## GOAL OF THE EXERCISE
Only the lines that include "الرقم" should be copied from the data below.
(GIVEN DATA Opens)
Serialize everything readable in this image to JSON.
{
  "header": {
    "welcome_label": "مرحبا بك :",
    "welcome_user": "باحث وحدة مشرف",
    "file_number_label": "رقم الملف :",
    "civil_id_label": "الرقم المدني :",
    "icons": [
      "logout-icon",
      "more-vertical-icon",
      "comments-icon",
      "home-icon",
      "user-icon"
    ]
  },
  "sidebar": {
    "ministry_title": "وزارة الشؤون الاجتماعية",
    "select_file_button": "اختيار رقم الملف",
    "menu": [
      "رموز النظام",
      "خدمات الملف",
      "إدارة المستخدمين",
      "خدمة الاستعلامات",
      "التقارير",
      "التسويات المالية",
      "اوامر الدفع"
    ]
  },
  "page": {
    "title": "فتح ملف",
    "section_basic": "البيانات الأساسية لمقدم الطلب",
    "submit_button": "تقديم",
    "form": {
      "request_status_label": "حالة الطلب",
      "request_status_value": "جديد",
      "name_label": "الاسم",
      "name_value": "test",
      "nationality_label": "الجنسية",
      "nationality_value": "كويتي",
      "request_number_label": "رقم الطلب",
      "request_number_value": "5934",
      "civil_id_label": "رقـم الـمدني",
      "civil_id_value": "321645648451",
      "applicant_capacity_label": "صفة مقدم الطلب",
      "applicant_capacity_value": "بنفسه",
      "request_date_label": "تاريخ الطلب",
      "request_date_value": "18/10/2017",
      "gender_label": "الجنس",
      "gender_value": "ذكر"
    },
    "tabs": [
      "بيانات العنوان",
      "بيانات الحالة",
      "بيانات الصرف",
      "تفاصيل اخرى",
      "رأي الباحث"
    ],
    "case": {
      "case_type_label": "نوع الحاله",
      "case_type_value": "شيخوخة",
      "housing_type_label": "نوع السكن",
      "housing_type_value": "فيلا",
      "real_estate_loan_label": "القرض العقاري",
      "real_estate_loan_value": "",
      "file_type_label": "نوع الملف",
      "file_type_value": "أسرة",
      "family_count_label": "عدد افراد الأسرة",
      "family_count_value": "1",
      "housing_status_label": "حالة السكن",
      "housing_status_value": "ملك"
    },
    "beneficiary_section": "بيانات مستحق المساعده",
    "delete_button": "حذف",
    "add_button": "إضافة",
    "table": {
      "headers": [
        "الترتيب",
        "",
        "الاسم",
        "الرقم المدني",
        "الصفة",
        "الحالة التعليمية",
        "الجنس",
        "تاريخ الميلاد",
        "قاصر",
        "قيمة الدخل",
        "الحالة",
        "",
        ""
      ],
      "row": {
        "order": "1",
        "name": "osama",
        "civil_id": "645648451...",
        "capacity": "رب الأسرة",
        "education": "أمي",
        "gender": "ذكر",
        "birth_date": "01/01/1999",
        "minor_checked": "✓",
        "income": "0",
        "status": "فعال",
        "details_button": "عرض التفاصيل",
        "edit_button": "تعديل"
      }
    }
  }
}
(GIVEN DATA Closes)
## EXERCISE OUTPUT
    "civil_id_label": "الرقم المدني :",
        "الرقم المدني",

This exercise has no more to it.